New publication - Effects of laser scanner quality and tractor speed to characterise apple tree canopies

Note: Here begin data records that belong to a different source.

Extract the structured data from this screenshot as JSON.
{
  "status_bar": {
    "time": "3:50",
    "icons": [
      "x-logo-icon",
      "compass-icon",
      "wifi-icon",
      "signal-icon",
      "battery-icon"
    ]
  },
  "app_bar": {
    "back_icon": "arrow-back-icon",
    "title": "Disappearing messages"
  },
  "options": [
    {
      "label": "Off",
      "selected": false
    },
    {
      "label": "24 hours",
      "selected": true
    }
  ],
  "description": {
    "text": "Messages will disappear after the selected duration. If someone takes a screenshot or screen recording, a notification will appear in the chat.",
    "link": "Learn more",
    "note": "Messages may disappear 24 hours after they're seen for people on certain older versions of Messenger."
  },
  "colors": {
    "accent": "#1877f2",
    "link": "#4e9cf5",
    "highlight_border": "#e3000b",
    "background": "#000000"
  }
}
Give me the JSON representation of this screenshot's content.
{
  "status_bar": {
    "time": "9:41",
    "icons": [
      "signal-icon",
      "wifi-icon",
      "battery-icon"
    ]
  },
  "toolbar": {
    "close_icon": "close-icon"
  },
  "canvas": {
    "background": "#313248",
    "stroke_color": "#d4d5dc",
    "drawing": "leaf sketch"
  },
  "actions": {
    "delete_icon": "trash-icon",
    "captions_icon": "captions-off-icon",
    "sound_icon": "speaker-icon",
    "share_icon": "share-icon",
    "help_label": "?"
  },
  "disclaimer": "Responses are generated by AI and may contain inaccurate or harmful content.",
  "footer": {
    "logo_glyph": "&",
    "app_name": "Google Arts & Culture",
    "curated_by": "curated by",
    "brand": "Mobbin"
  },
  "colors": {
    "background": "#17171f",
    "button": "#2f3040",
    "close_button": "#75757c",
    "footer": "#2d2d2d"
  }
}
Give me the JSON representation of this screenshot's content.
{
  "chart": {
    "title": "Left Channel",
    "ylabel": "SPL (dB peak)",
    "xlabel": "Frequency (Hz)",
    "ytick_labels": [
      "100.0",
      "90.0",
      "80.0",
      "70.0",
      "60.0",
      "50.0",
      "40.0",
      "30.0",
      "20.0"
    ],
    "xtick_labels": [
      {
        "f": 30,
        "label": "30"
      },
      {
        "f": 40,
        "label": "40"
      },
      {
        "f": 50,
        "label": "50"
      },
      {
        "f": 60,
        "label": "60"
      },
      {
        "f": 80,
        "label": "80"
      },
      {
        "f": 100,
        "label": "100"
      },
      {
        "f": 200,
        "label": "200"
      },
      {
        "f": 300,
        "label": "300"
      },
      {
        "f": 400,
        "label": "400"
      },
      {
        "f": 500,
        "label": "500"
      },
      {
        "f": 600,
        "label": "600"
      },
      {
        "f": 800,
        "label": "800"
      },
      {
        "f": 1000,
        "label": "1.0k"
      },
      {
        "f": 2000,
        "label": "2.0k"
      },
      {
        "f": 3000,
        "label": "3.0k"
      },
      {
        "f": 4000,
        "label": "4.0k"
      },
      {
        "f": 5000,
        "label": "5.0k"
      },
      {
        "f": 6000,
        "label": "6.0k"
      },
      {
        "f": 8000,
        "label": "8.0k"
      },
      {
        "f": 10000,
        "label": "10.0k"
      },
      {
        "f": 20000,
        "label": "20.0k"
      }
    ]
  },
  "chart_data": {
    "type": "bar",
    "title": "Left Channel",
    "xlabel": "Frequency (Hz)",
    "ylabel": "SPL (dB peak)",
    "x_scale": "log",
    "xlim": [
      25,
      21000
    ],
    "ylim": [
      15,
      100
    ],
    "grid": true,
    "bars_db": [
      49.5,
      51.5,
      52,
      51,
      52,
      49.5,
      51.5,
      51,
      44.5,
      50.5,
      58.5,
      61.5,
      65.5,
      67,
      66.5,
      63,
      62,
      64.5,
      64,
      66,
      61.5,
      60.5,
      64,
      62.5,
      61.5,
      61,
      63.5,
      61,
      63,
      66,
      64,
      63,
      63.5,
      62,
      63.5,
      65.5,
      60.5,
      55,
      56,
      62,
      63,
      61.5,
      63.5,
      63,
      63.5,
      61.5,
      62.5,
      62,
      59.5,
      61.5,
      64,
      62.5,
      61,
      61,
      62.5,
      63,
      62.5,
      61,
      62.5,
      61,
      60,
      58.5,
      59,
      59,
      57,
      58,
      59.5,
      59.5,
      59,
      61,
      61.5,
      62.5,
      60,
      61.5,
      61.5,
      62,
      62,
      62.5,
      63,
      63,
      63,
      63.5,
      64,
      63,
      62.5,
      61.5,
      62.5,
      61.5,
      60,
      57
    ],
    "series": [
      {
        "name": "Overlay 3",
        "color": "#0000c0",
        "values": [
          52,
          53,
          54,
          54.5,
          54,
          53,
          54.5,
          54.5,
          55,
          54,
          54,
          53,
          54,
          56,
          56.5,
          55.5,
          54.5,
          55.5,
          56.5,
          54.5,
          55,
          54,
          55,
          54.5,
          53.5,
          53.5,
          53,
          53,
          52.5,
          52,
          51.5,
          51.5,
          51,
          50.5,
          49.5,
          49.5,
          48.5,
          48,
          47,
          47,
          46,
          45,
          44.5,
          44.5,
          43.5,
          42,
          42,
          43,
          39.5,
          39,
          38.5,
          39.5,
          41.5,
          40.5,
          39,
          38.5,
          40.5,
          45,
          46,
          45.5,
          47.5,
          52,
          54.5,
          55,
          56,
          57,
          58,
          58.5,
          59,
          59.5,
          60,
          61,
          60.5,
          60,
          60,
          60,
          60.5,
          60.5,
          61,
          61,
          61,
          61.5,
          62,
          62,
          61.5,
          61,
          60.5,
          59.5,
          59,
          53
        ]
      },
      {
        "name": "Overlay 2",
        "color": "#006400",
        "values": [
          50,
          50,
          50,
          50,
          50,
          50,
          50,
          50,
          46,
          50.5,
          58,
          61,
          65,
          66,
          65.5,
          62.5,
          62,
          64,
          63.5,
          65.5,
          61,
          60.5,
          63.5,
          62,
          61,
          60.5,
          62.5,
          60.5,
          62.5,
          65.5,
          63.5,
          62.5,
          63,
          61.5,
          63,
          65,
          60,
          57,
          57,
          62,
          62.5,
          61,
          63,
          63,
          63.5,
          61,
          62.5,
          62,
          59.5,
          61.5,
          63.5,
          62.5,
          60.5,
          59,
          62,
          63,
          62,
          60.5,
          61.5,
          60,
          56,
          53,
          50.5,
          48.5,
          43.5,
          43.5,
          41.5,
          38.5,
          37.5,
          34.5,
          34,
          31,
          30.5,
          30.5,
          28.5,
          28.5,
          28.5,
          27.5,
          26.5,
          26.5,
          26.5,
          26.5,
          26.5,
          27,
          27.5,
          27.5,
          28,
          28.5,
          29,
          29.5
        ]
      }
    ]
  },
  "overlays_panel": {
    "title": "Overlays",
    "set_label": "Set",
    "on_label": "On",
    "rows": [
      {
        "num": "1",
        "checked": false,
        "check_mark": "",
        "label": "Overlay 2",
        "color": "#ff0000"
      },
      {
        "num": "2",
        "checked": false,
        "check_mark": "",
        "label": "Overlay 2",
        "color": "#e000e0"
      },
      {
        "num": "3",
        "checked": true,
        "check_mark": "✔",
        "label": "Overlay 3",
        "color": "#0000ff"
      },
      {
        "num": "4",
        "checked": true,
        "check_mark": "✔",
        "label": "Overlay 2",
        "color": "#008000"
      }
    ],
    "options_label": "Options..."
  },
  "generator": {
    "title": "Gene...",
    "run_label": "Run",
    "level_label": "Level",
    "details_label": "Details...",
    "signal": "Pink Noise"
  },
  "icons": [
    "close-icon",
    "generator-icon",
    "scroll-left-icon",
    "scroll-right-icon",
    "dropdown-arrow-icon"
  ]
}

Precision orchard management requires non-destructive sensor technologies to identify key sources of variation in apple yield and quality so operations such as fruit thinning, root-pruning as well as harvesting can be better targeted and optimised. We compared the data quality of two light detection and ranging (LiDAR) scanners to assess their ability to estimate the volume of ‘Braeburn’ apple trees. Scanner one was a high-quality tractor-mounted LiDAR (SICK, LDMRS 400001, Düsseldorf, Germany) and the second system consisted of two lower-cost SICK LiDAR sensors fitted on a commercial orchard sprayer. To compare the two scanner systems, two tree row sections with different growth vigour were created by targeted root pruning to reduce annual shoot growth. LiDAR scans and reference assessments were made at the end of the growing season. In addition, LiDAR data were obtained at two tractor speeds: 1.5 and 7.0 km/h (standard spraying speed). Results show key canopy features like the beginning/end of rows or large gaps can be detected with the lower-cost sensors. However, tractor speed had a major effect on data quality. At 1.5 km/h, alpha-shaped tree volumes of the high-quality LiDAR show a high correlation (R2 = 0.84) with the reference assessments, whereas the data quality of the lower-cost sensors was not high enough to represent the tree volume with the alpha-shape algorithm (R2 = 0.09). Moreover, this work raises the question of how precise a sensor-based tree volume needs to be determined to describe heterogeneity in an orchard. Specifically, how to best match sensor data to manual methods of canopy measurement and allow sensor data to be used for multiple applications.

Our publication ‘Effects of laser scanner quality and tractor speed to characterise apple tree canopies’ by Siefen et al. 2023 is accessible using the following link:

This work was supported by the Horticulture Science Department of the University of Bonn and is in collaboration with the Kompetenzzentrum Obstbau Bodensee in Bavendorf.

Reference: Siefen, N., McCormick, R.J., Vogel, A.M., Biegert, K., 2023. Effects of laser scanner quality and tractor speed to characterise apple tree canopies. Smart Agricultural Technology 100173.